July 8, PORTLAND, Ore. (AP) - Several Roman Catholic dioceses being sued for clergy sexual abuse could find themselves following the lead of the Portland Archdiocese, filing for bankruptcy to fight the lawsuits.
Bishop Gerald Kicanas of the Diocese of Tucson, Ariz., said it may be the ``best way to respond to all victims.''
Kicanas has met with lawyers for much of the past month to consider filing for bankruptcy, said Fred Allison, spokesman for the Arizona diocese.
Archbishop John Vlazny of the Archdiocese of Portland announced the bankruptcy filing Tuesday, a move that, ``while not unexpected, came as a surprise,'' Kicanas said. Portland was the first archdiocese in the nation to seek Chapter 11 protection.
The bishop did not say whether Tucson will follow Portland, but said ``we continue to explore the best option for our diocese.''

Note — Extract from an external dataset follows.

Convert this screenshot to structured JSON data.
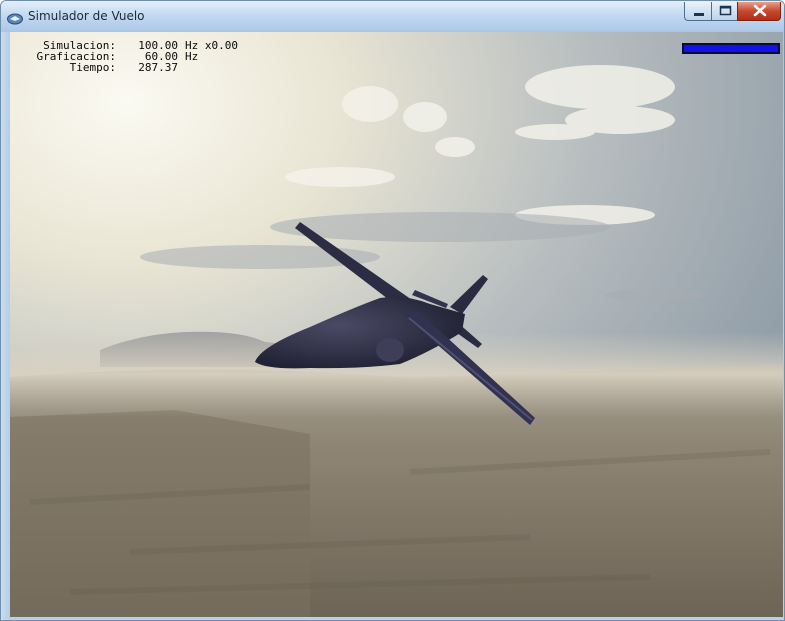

Other dioceses have already settled the lawsuits against them and say they have moved on, with or without the threat of bankruptcy.
The Diocese of Dallas and the Archdiocese of Louisville, Ky., both faced millions of dollars in lawsuits before they were able to settle the claims.
The Texas diocese received permission from the Vatican in 1997 to file for bankruptcy after a jury awarded nearly $120 million to several victims of one priest, but the victims settled for about $31 million rather than pursue the judgment.
``We got our terrible past behind us,'' said Bronson Havard, diocese spokesman in Dallas.
The Louisville archdiocese settled 243 sex abuse claims for about $26 million last year without resorting to bankruptcy.
``We never seriously considered it,'' said Cecilia Price, archdiocese spokeswoman in Louisville.
In California, the Archdiocese of Los Angeles is facing about 540 claims that are in mediation with no discussion of bankruptcy because insurance coverage is expected to take care of any settlements, spokesman Tod Tamberg said.
``But the primary reason we're in mediation is to make sure every legitimate victim of clergy abuse is provided just and equitable compensation, and you're not just paying the first five cases that come along and leaving nothing else for everybody that's left,'' Tamberg said.
In Boston, Archbishop Sean O'Malley promised when he replaced Cardinal Bernard Law last year that he would resolve about 550 abuse lawsuits, which had been hung up in negotiations for months. Law has been widely blamed for allowing the problems in Boston to spread to other dioceses by transferring priests without disclosing the allegations against them.
A $90 million settlement was reached; the archdiocese sold the archbishop's mansion and 43 adjoining acres to Boston College for nearly $100 million to help pay for it.
No figures are available on how many other dioceses may be considering bankruptcy because each of the 195 U.S. dioceses are independent and must consider its own situation, said Sister Mary Ann Walsh, a spokeswoman for the U.S. Conference of Catholic Bishops in Washington, D.C.
``It would be relatively few,'' Walsh said.
In a brief sermon Wednesday during morning Mass, the Portland archbishop did not refer directly to the archdiocese's decision to seek Chapter 11 bankruptcy protection.
But Vlazny said the purpose of the church was to follow the teachings of Christ, including the need to take responsibility for sin in order for it to be forgiven.
``Undoubtedly many heads are bowing in embarrassment and shame today,'' he said. ``But we cannot stay mired in that frustration and that sense of failure.''
Josie Meskill, a longtime parishioner who immigrated from Ireland in 1947, said many of her fellow parishioners were concerned about the sex abuse lawsuits and the bankruptcy, but they try to put it in perspective. Meskill said the Roman Catholic church has survived war, schism, persecution and upheaval ``so this is not the end of the world.''